## Task objective
All lines in the entries below that hold "name" make up the answer.

## Data for processing
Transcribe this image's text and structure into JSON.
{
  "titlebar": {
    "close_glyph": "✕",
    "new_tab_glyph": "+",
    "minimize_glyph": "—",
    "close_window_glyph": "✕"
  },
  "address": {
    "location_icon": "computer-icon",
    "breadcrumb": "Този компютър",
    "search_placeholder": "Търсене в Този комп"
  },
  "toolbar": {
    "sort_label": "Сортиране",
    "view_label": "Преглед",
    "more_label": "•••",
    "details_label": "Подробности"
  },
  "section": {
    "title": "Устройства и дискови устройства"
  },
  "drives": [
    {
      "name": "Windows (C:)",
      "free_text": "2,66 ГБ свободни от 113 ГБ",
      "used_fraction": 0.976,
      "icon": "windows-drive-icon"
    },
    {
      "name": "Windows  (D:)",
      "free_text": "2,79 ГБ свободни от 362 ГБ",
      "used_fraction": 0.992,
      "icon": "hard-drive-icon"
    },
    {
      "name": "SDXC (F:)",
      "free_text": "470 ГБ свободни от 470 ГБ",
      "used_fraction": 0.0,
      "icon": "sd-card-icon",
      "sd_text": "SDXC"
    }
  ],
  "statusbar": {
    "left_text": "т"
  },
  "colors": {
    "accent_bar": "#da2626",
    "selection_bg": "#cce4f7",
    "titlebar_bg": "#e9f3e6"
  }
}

## Completed exercise
      "name": "Windows (C:)",
      "name": "Windows  (D:)",
      "name": "SDXC (F:)",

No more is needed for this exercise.